What the task requires » Read through the lines below and copy the ones holding the string "JSON".

The input »

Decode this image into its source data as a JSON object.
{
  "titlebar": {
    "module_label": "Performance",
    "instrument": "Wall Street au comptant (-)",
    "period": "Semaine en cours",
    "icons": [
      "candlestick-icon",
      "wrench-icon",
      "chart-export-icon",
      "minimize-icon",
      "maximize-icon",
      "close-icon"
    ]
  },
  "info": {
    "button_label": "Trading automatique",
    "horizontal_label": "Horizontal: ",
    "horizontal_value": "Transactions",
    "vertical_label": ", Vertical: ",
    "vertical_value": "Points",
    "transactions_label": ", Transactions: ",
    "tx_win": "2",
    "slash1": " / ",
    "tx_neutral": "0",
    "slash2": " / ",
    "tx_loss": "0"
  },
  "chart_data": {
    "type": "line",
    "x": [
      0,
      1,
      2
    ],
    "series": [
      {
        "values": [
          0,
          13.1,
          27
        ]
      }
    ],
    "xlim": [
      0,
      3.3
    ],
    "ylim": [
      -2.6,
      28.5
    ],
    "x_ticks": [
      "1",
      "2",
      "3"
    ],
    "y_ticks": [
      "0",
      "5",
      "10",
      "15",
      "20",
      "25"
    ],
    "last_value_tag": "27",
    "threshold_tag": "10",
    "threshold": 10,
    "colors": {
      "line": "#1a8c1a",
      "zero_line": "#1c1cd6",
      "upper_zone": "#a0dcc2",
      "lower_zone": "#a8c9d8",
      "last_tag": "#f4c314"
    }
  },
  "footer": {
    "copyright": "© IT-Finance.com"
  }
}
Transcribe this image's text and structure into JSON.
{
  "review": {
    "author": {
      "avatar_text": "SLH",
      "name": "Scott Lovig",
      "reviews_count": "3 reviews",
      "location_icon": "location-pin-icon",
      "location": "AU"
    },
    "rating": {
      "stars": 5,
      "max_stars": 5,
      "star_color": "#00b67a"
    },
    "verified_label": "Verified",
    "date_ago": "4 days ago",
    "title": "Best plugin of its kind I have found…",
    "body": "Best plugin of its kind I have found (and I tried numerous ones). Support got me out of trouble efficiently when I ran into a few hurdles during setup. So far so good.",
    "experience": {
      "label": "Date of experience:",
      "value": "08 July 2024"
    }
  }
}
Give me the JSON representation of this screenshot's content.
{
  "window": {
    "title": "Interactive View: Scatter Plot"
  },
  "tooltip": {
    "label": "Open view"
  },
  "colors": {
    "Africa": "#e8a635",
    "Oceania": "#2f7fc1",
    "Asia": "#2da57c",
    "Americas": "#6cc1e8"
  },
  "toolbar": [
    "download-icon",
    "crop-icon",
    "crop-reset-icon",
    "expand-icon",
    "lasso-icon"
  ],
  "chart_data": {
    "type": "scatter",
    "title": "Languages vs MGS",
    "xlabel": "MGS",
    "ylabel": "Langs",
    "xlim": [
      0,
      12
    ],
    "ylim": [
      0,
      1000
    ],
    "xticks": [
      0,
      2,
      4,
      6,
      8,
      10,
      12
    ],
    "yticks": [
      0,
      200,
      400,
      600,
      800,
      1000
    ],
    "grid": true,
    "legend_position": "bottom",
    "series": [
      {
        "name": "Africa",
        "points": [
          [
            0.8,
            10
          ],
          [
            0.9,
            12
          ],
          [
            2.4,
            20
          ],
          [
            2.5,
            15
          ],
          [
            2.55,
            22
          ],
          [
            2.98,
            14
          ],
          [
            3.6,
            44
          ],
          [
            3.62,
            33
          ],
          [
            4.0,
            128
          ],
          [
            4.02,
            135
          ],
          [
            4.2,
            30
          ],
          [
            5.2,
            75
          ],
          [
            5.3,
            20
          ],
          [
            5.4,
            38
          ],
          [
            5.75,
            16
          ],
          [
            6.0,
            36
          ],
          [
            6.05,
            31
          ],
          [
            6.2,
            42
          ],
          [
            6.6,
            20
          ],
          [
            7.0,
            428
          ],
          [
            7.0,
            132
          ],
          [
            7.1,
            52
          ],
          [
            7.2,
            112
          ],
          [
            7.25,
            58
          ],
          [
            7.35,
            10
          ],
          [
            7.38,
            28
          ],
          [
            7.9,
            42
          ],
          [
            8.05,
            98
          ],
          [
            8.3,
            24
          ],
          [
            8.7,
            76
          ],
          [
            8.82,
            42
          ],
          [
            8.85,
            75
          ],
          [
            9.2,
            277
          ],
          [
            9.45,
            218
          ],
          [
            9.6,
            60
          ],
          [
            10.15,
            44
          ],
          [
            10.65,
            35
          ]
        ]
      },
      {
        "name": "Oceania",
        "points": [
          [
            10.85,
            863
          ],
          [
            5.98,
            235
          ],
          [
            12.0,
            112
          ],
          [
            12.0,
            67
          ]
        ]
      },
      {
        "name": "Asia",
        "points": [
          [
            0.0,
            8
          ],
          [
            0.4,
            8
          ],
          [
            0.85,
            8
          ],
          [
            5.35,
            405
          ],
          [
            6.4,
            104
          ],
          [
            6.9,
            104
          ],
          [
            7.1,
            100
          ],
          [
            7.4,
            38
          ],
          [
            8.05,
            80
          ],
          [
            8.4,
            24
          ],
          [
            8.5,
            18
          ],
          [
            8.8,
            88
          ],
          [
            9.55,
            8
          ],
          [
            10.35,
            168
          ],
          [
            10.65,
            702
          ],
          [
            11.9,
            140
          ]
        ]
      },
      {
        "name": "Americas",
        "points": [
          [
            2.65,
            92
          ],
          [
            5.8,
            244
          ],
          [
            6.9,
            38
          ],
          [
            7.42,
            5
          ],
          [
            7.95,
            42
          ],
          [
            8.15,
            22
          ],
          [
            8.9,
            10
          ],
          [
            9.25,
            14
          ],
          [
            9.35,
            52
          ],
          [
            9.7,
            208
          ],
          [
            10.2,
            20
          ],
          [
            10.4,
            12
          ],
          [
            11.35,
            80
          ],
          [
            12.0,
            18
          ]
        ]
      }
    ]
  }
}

Solution for this task »
Decode this image into its source data as a JSON object.
Transcribe this image's text and structure into JSON.
Give me the JSON representation of this screenshot's content.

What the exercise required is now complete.